The partnership has released its first newsletter (PDF here), which chronicles recent news and events, including prayer requests and special opportunities for donation.
Also be sure to keep up with the project at the blog administered on location in Sierra Leone, “A New School for Kabala.”
I have discovered this week that Florida has a major problem with teenage violence against the homeless. In a new twist on violent crime incidents the homeless are being attacked across this state regularly. In St. Petersburg two homeless men, ages 43 and 53, were shot to death in January in separate incidents. The two men indicted for these two crimes are 18 and 20. There were 41 incidents of violence against the homeless in 2006, more than in any other state. Eight of these led to deaths. A man was beaten to death in August by two teens, ages 13 and 16. Last April a homeless man in DeLand claimed ten teens attacked him with metal pipes and set his tent on fire.
The staggering thing about this new wave of crime is the most common reason being cited for the attacks. An online survey conducted by the National Coalition for the Homeless says 55% of the teens involved report “boredom” is the most common reason. 47% of people surveyed say such teens should face adult penalties for these crimes. I concur.
“Boredom?” Yes, boredom. It has become a major problem in a culture based on non-stop entertainment and the perceived personal right to pleasure no matter what it costs. And still people do not think we have a values problem in America. What we actually have is a virtue problem, which is far worse. Virtue begins in the home but the whole society undermines the pursuit of virtue by its endless rush toward secularism and hedonism. Bored kids, in modern America, are apparently now dangerous to the homeless and the helpless. This is another sad evidence of how deep our need is for true moral reformation.
John H. Armstrong is founder and director of ACT 3, a ministry aimed at "encouraging the church, through its leadership, to pursue doctrinal and ethical reformation and to foster spiritual awakening."
The John A. Ryan Institute at the University of St. Thomas has been organizing a series of international conferences on Catholic Social Thought and Management Education. The latest was on the topic “The Good Company: Catholic Social Thought and Corporate Social Responsibility in Dialogue.” You can access a number of the papers through this site.
These conferences are usually a mixed bag, so investigate at your own risk. But there are always a few outstanding presentations and this edition is no exception. Albino Barrera offers a fine, concise treatment of the application of Catholic social teaching to the issue of outsourcing. My only question is whether the phrase “race to the bottom” is an accurate description of what happens in some cases.
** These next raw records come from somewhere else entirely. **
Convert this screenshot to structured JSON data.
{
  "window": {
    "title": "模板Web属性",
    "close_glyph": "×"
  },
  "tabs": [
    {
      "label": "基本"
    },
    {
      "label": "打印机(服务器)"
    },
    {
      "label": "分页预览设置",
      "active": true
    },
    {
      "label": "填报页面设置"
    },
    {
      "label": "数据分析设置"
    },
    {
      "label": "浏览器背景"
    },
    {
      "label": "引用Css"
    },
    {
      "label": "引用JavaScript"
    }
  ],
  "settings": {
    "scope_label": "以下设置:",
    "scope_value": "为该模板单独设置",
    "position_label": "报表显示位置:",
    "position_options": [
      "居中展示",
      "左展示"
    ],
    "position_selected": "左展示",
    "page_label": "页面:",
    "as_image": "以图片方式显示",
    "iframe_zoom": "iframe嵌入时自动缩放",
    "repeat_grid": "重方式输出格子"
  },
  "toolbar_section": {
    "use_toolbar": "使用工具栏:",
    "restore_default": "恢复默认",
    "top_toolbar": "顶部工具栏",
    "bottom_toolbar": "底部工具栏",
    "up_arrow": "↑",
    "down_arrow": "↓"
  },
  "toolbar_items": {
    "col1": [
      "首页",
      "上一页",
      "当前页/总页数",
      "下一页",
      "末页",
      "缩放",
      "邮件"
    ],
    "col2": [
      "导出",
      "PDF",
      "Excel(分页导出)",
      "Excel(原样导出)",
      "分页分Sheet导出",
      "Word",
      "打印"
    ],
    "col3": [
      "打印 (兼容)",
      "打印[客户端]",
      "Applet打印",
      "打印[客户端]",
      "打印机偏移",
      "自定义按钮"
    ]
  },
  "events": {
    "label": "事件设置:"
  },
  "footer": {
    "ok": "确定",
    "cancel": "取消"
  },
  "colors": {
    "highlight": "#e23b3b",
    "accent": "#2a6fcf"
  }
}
But I can agree with Barrera’s conclusion, which includes a caveat: “A race to the bottom, if true, is not permissible in CST’s vision of a properly functioning economy” (emphasis added).”